Neither of the calls seems particularly realistic, but this is hardly the first time that there has been such a call to abolish the ATF and moreover to repeal the NFA. The first effort to overturn the 1934 law came in March 1939 in a case that was heard in the Supreme Court. In the United States v. Miller, 307 U.S. 174, the Court found that owning a sawed-off double-barrel shotgun was not protected under the Second Amendment.
That did not put the issue to bed. In fact, even today, the case is cited in the ongoing American guns debate as both sides support its position.
While subsequent efforts have been made to repeal the NFA, …none have gained much momentum. Even if the Republicans can successfully take back the United States Senate and House of Representatives, it is unlikely such legislation would even get out of committee to a floor vote, just as any additional gun control measures are unlikely to see any momentum.
In this case, it seems that Rep. Massie was using social media as a platform to show his commitment to the Second Amendment, but also to control the narrative. Lawmakers on both sides of aisle can use social media to make a very public show of support for their cause – knowing not much is likely to come of it.

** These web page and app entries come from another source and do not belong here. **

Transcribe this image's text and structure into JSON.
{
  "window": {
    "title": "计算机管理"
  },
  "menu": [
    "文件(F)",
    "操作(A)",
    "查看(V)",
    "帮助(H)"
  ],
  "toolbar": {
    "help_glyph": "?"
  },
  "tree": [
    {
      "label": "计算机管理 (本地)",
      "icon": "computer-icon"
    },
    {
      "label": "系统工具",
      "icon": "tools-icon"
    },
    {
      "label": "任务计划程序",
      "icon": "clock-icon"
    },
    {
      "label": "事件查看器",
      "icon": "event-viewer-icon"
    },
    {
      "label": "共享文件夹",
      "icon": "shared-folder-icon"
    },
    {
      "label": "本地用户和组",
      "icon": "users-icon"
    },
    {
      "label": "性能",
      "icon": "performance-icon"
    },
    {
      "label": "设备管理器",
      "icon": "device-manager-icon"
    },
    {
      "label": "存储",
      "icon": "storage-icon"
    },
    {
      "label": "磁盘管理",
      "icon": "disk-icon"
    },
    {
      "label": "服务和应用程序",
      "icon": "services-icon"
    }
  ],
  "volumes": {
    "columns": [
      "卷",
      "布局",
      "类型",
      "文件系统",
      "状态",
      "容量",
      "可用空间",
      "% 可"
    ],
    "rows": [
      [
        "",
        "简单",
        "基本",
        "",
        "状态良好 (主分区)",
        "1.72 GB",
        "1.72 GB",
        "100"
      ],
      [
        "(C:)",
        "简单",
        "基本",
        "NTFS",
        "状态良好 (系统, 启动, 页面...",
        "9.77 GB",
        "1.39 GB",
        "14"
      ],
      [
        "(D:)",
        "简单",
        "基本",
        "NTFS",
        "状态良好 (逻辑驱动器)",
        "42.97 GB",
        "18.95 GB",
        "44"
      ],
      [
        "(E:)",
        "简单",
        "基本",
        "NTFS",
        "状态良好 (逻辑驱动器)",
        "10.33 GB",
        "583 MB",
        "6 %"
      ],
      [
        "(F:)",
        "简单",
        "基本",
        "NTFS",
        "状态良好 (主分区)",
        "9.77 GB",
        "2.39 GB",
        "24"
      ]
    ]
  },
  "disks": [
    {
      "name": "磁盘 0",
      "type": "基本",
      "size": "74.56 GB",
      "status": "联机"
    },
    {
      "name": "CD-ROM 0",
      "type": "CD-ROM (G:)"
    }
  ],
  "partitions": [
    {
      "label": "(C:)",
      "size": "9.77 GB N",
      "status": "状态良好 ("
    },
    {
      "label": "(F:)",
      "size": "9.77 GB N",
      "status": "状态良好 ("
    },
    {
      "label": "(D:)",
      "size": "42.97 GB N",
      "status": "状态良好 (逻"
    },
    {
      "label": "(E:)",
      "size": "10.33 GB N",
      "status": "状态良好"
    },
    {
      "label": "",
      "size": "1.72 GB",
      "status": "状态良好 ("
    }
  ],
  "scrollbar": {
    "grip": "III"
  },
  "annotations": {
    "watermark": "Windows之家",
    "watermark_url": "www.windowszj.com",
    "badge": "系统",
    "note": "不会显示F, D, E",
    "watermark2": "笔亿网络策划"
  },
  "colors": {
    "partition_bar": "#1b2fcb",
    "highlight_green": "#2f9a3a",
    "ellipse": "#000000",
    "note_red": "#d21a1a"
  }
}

— Peter Suciu in Calls To Abolish The ATF And Repeal The NFA Trend On Social Media